All lines from the entries below that contain the string "Value" should be copied out.

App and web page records
______________________________

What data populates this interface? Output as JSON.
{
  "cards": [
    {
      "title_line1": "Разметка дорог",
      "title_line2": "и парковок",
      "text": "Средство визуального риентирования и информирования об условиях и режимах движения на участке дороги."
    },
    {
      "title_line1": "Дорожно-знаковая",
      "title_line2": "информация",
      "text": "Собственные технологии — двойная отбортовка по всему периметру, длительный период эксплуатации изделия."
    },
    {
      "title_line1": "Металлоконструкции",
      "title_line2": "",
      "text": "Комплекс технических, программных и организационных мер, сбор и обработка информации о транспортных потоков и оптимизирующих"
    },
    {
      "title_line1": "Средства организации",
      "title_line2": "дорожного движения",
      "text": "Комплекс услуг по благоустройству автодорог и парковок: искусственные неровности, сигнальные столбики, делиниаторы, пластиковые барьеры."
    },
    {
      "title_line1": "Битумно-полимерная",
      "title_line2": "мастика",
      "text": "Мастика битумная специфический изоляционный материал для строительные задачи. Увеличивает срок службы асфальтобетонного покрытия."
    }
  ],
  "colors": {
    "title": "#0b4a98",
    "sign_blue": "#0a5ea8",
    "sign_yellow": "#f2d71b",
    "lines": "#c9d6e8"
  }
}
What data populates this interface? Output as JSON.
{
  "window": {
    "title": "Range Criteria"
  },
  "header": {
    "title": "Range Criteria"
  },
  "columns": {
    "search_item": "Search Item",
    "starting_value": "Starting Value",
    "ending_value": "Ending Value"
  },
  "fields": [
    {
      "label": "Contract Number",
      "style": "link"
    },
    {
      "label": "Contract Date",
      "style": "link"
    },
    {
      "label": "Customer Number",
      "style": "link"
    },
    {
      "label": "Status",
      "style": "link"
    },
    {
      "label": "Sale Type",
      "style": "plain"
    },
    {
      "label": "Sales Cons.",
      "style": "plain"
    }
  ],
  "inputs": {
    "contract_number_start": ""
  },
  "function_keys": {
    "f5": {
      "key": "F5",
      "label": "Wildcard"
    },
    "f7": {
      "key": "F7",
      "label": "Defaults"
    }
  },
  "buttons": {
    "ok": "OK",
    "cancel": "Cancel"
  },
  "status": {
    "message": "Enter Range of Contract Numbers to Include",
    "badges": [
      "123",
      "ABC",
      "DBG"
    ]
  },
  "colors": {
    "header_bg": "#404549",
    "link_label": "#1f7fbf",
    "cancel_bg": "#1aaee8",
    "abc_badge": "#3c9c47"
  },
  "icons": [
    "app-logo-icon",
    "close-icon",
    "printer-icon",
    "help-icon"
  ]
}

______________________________

- **RESULT FOR THIS EXERCISE**
    "starting_value": "Starting Value",
    "ending_value": "Ending Value"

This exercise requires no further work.